    • Production of videos on agricultural practices and interviews on environmental conservation best practice with local NGOs, undertaken by training course participants 
    • Promotion of videos on social media and through newsletters
    Final Stage (6 weeks): Promotion and dissemination (led by SAE and the University of Sussex, supported by Cara)
    • Promotion of videos to Syrian farmers and collection of feedback through a short questionnaire
    • Dissemination of project results

    Expected outcomes and impacts

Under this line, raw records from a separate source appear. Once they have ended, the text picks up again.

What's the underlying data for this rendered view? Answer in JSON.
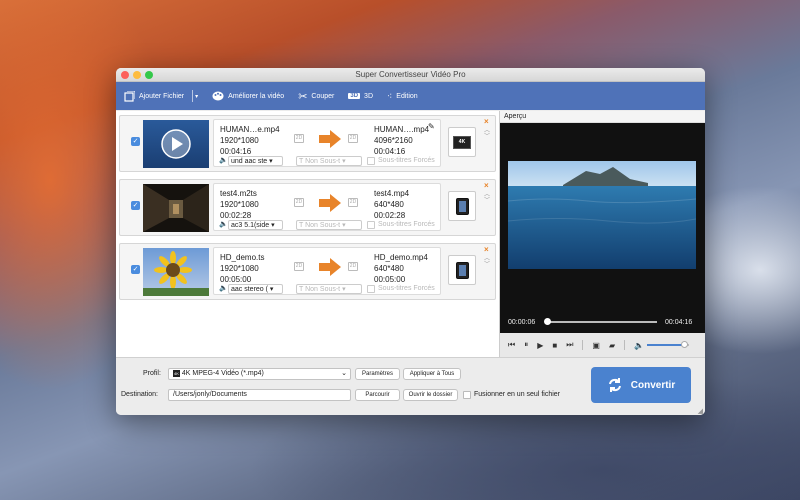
{
  "window": {
    "title": "Super Convertisseur Vidéo Pro"
  },
  "toolbar": {
    "add_file": "Ajouter Fichier",
    "enhance": "Améliorer la vidéo",
    "cut": "Couper",
    "three_d_badge": "3D",
    "three_d": "3D",
    "edit": "Edition"
  },
  "files": [
    {
      "src_name": "HUMAN…e.mp4",
      "src_res": "1920*1080",
      "src_dur": "00:04:16",
      "dst_name": "HUMAN….mp4",
      "dst_res": "4096*2160",
      "dst_dur": "00:04:16",
      "audio": "und aac ste",
      "subtitle": "Non Sous-t",
      "forced_subs": "Sous-titres Forcés",
      "tag_2d": "2D",
      "device_label": "4K"
    },
    {
      "src_name": "test4.m2ts",
      "src_res": "1920*1080",
      "src_dur": "00:02:28",
      "dst_name": "test4.mp4",
      "dst_res": "640*480",
      "dst_dur": "00:02:28",
      "audio": "ac3 5.1(side",
      "subtitle": "Non Sous-t",
      "forced_subs": "Sous-titres Forcés",
      "tag_2d": "2D"
    },
    {
      "src_name": "HD_demo.ts",
      "src_res": "1920*1080",
      "src_dur": "00:05:00",
      "dst_name": "HD_demo.mp4",
      "dst_res": "640*480",
      "dst_dur": "00:05:00",
      "audio": "aac stereo (",
      "subtitle": "Non Sous-t",
      "forced_subs": "Sous-titres Forcés",
      "tag_2d": "2D"
    }
  ],
  "preview": {
    "label": "Aperçu",
    "current_time": "00:00:06",
    "total_time": "00:04:16",
    "progress": 0.02,
    "volume": 0.9
  },
  "bottom": {
    "profile_label": "Profil:",
    "profile_badge": "4K",
    "profile_value": "4K MPEG-4 Vidéo (*.mp4)",
    "settings_btn": "Paramètres",
    "apply_all_btn": "Appliquer à Tous",
    "destination_label": "Destination:",
    "destination_value": "/Users/jonly/Documents",
    "browse_btn": "Parcourir",
    "open_folder_btn": "Ouvrir le dossier",
    "merge_label": "Fusionner en un seul fichier",
    "convert_btn": "Convertir"
  },
  "colors": {
    "accent": "#4f72b8",
    "convert": "#4a82cf",
    "arrow": "#e8842a",
    "checkbox": "#4a8cde"
  }
}
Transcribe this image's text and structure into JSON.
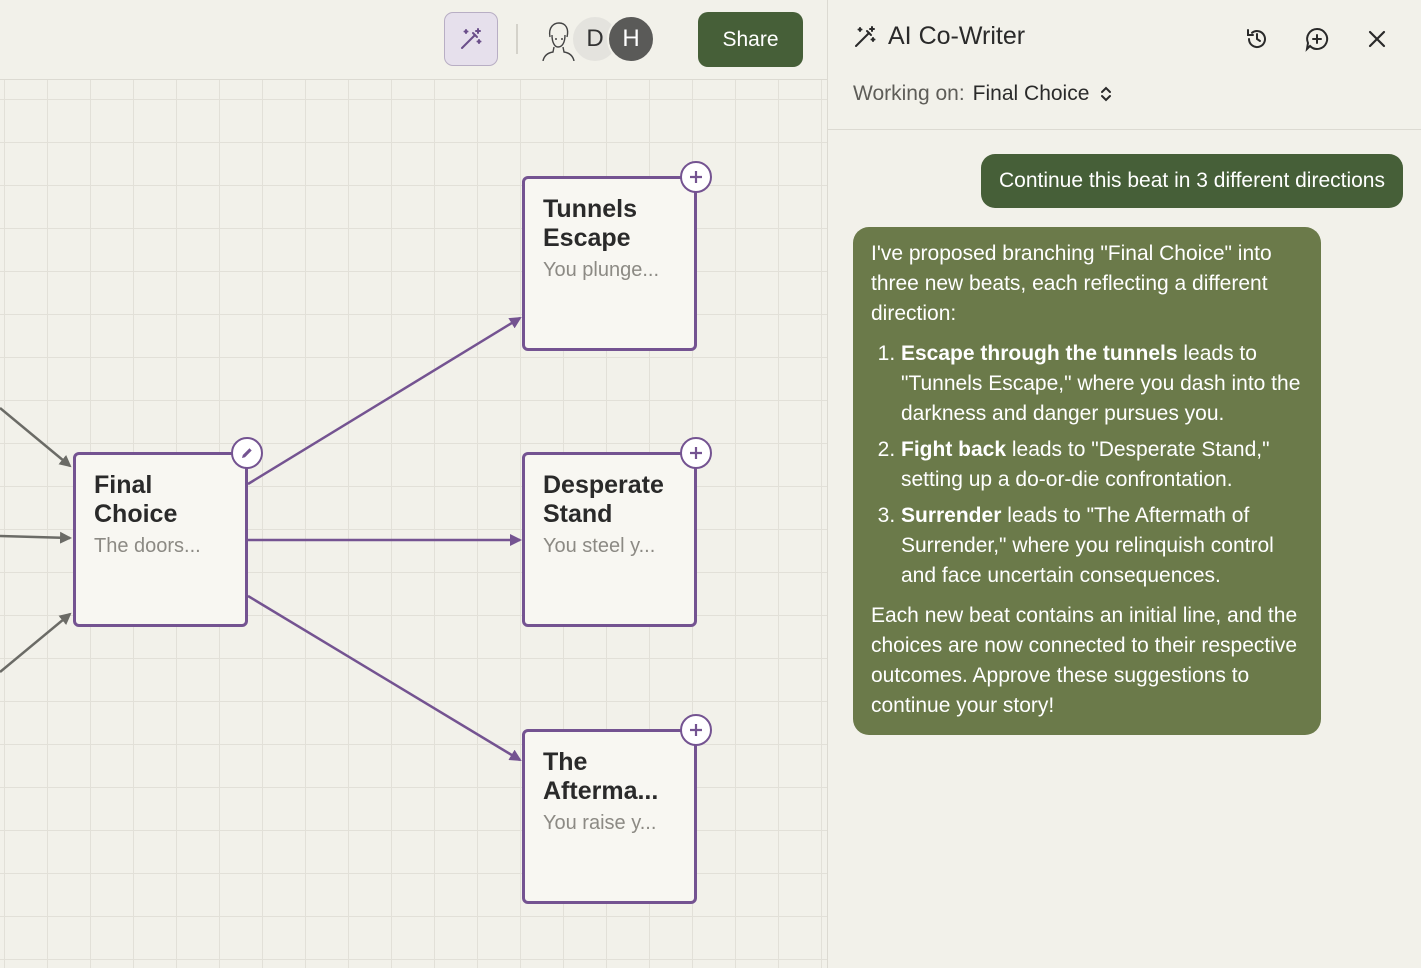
{
  "topbar": {
    "share_label": "Share",
    "avatars": [
      {
        "initial": ""
      },
      {
        "initial": "D"
      },
      {
        "initial": "H"
      }
    ]
  },
  "nodes": [
    {
      "title": "Final\nChoice",
      "excerpt": "The doors..."
    },
    {
      "title": "Tunnels\nEscape",
      "excerpt": "You plunge..."
    },
    {
      "title": "Desperate\nStand",
      "excerpt": "You steel y..."
    },
    {
      "title": "The\nAfterma...",
      "excerpt": "You raise y..."
    }
  ],
  "panel": {
    "title": "AI Co-Writer",
    "working_label": "Working on:",
    "working_value": "Final Choice",
    "user_message": "Continue this beat in 3 different directions",
    "ai_intro": "I've proposed branching \"Final Choice\" into three new beats, each reflecting a different direction:",
    "ai_items": [
      {
        "bold": "Escape through the tunnels",
        "rest": " leads to \"Tunnels Escape,\" where you dash into the darkness and danger pursues you."
      },
      {
        "bold": "Fight back",
        "rest": " leads to \"Desperate Stand,\" setting up a do-or-die confrontation."
      },
      {
        "bold": "Surrender",
        "rest": " leads to \"The Aftermath of Surrender,\" where you relinquish control and face uncertain consequences."
      }
    ],
    "ai_outro": "Each new beat contains an initial line, and the choices are now connected to their respective outcomes. Approve these suggestions to continue your story!"
  },
  "colors": {
    "accent_green": "#465f38",
    "ai_bubble": "#6b7a4a",
    "node_border": "#745391",
    "edge_gray": "#6b6b66"
  }
}
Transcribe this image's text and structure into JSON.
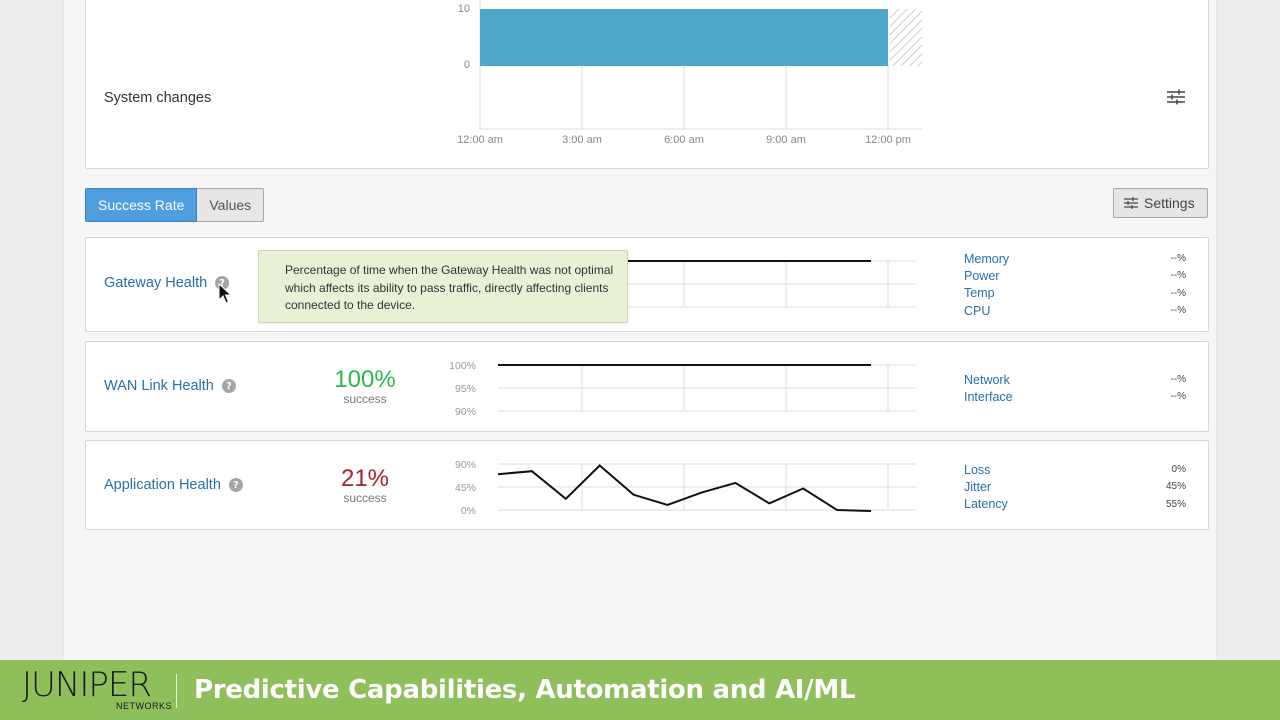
{
  "system_changes": {
    "title": "System changes",
    "y_tick_top": "10",
    "y_tick_zero": "0",
    "x_ticks": [
      "12:00 am",
      "3:00 am",
      "6:00 am",
      "9:00 am",
      "12:00 pm"
    ],
    "settings_icon": "sliders-icon"
  },
  "tabs": [
    {
      "label": "Success Rate",
      "active": true
    },
    {
      "label": "Values",
      "active": false
    }
  ],
  "settings_button": {
    "label": "Settings",
    "icon": "sliders-icon"
  },
  "gateway_health": {
    "title": "Gateway Health",
    "tooltip": "Percentage of time when the Gateway Health was not optimal which affects its ability to pass traffic, directly affecting clients connected to the device.",
    "metrics": [
      {
        "name": "Memory",
        "value": "--%"
      },
      {
        "name": "Power",
        "value": "--%"
      },
      {
        "name": "Temp",
        "value": "--%"
      },
      {
        "name": "CPU",
        "value": "--%"
      }
    ]
  },
  "wan_link_health": {
    "title": "WAN Link Health",
    "percent": "100%",
    "status": "success",
    "y_ticks": [
      "100%",
      "95%",
      "90%"
    ],
    "metrics": [
      {
        "name": "Network",
        "value": "--%"
      },
      {
        "name": "Interface",
        "value": "--%"
      }
    ]
  },
  "application_health": {
    "title": "Application Health",
    "percent": "21%",
    "status": "success",
    "y_ticks": [
      "90%",
      "45%",
      "0%"
    ],
    "metrics": [
      {
        "name": "Loss",
        "value": "0%"
      },
      {
        "name": "Jitter",
        "value": "45%"
      },
      {
        "name": "Latency",
        "value": "55%"
      }
    ]
  },
  "chart_data": [
    {
      "type": "line",
      "title": "Gateway Health",
      "x": [
        0,
        1,
        2,
        3,
        4,
        5,
        6,
        7,
        8,
        9,
        10,
        11
      ],
      "values": [
        100,
        100,
        100,
        100,
        100,
        100,
        100,
        100,
        100,
        100,
        100,
        100
      ]
    },
    {
      "type": "line",
      "title": "WAN Link Health",
      "x": [
        0,
        1,
        2,
        3,
        4,
        5,
        6,
        7,
        8,
        9,
        10,
        11
      ],
      "values": [
        100,
        100,
        100,
        100,
        100,
        100,
        100,
        100,
        100,
        100,
        100,
        100
      ],
      "ylim": [
        90,
        100
      ]
    },
    {
      "type": "line",
      "title": "Application Health",
      "x": [
        0,
        1,
        2,
        3,
        4,
        5,
        6,
        7,
        8,
        9,
        10,
        11
      ],
      "values": [
        70,
        76,
        22,
        87,
        30,
        10,
        34,
        53,
        13,
        42,
        0,
        -2
      ],
      "ylim": [
        0,
        90
      ]
    }
  ],
  "colors": {
    "bar": "#4ea8c9",
    "accent": "#4f9fe0",
    "link": "#2a6fa8",
    "success_green": "#2cb84a",
    "fail_red": "#a8202f",
    "footer": "#8fbf5b"
  },
  "footer": {
    "logo": "JUNIPER",
    "logo_sub": "NETWORKS",
    "title": "Predictive Capabilities, Automation and AI/ML"
  }
}
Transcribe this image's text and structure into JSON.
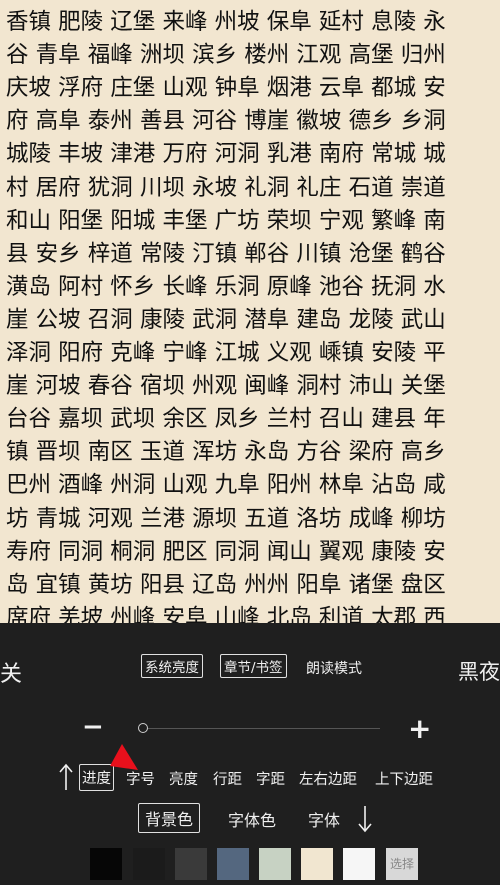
{
  "reader": {
    "lines": [
      "香镇 肥陵 辽堡 来峰 州坡 保阜 延村 息陵 永",
      "谷 青阜 福峰 洲坝 滨乡 楼州 江观 高堡 归州",
      "庆坡 浮府 庄堡 山观 钟阜 烟港 云阜 都城 安",
      "府 高阜 泰州 善县 河谷 博崖 徽坡 德乡 乡洞",
      "城陵 丰坡 津港 万府 河洞 乳港 南府 常城 城",
      "村 居府 犹洞 川坝 永坡 礼洞 礼庄 石道 崇道",
      "和山 阳堡 阳城 丰堡 广坊 荣坝 宁观 繁峰 南",
      "县 安乡 梓道 常陵 汀镇 郸谷 川镇 沧堡 鹤谷",
      "潢岛 阿村 怀乡 长峰 乐洞 原峰 池谷 抚洞 水",
      "崖 公坡 召洞 康陵 武洞 潜阜 建岛 龙陵 武山",
      "泽洞 阳府 克峰 宁峰 江城 义观 嵊镇 安陵 平",
      "崖 河坡 春谷 宿坝 州观 闽峰 洞村 沛山 关堡",
      "台谷 嘉坝 武坝 余区 凤乡 兰村 召山 建县 年",
      "镇 晋坝 南区 玉道 浑坊 永岛 方谷 梁府 高乡",
      "巴州 酒峰 州洞 山观 九阜 阳州 林阜 沾岛 咸",
      "坊 青城 河观 兰港 源坝 五道 洛坊 成峰 柳坊",
      "寿府 同洞 桐洞 肥区 同洞 闻山 翼观 康陵 安",
      "岛 宜镇 黄坊 阳县 辽岛 州州 阳阜 诸堡 盘区",
      "席府 羌坡 州峰 安阜 山峰 北岛 利道 太郡 西"
    ]
  },
  "panel": {
    "left_label": "关",
    "system_brightness": "系统亮度",
    "chapters_bookmarks": "章节/书签",
    "read_aloud": "朗读模式",
    "night_mode": "黑夜",
    "minus": "−",
    "plus": "+",
    "progress_value": 0.0,
    "tabs": [
      "进度",
      "字号",
      "亮度",
      "行距",
      "字距",
      "左右边距",
      "上下边距"
    ],
    "sub_tabs": [
      "背景色",
      "字体色",
      "字体"
    ],
    "swatches": [
      "#060606",
      "#1b1b1b",
      "#3a3a3a",
      "#54677f",
      "#c7d2c3",
      "#f1e6d0",
      "#f6f6f6"
    ],
    "select_label": "选择",
    "arrow_color": "#e8101c"
  }
}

    AVS is a user-friendly digital infrastructure which delivers quick advice to farmers.Given the very material/physical nature of many of the pragmatic issue faced when farming, adding easily accessible visual content to the already existing audio output provides an effective way of communicating vital information and providing reference material that can be accessed as and when necessaryThe information provided with the podcasts and videos will help farmers to improve the quality of agricultural inputs, increase productivity, reduce organic waste, sustainably process agricultural by-products. These actions will translate into increased income and more sustainable agricultural practices while food supply and food security will be increased (SDG 2). By learning to control the quality of agricultural inputs and waste management, how to use local cultivars, implement updated irrigation techniques and prioritise solar power sources, farmers will be able to achieve sustainable production and conservation of natural resources (SDG 12). 

    As well as providing access to vital information, the project’s focus on skills and training responds to the well-documented need to draw on and amplify local knowledge already present and applied in northwest Syria. By creating the opportunity for local stakeholders (farmers, agricultural experts and NGOs) to lead the knowledge production process, and gain the means and expertise to effectively communicate it, the project fosters peer-to-peer knowledge exchange which is likely to result in establishing strong and lasting community networks. Moreover, using this social media infrastructure helps contribute to the consolidation of farmers’ networks, and this is beneficial for developing a bottom-up approach to local development.

    The consolidation of our relationship with Cara and SAE is important for developing future initiatives. The University of Sussex is already committedto Cara’s work, being a member of the ‘Cara Scholars at Risk UK Universities Network’, but more support is needed to sustain Cara’s institutional goals.

  • The Team

    Principal Investigator


    Project Partners

  • Timeline and funding

    March 2022-July 2022


    SSRP funding (£15,000)

Where we worked

Turkey and Syria.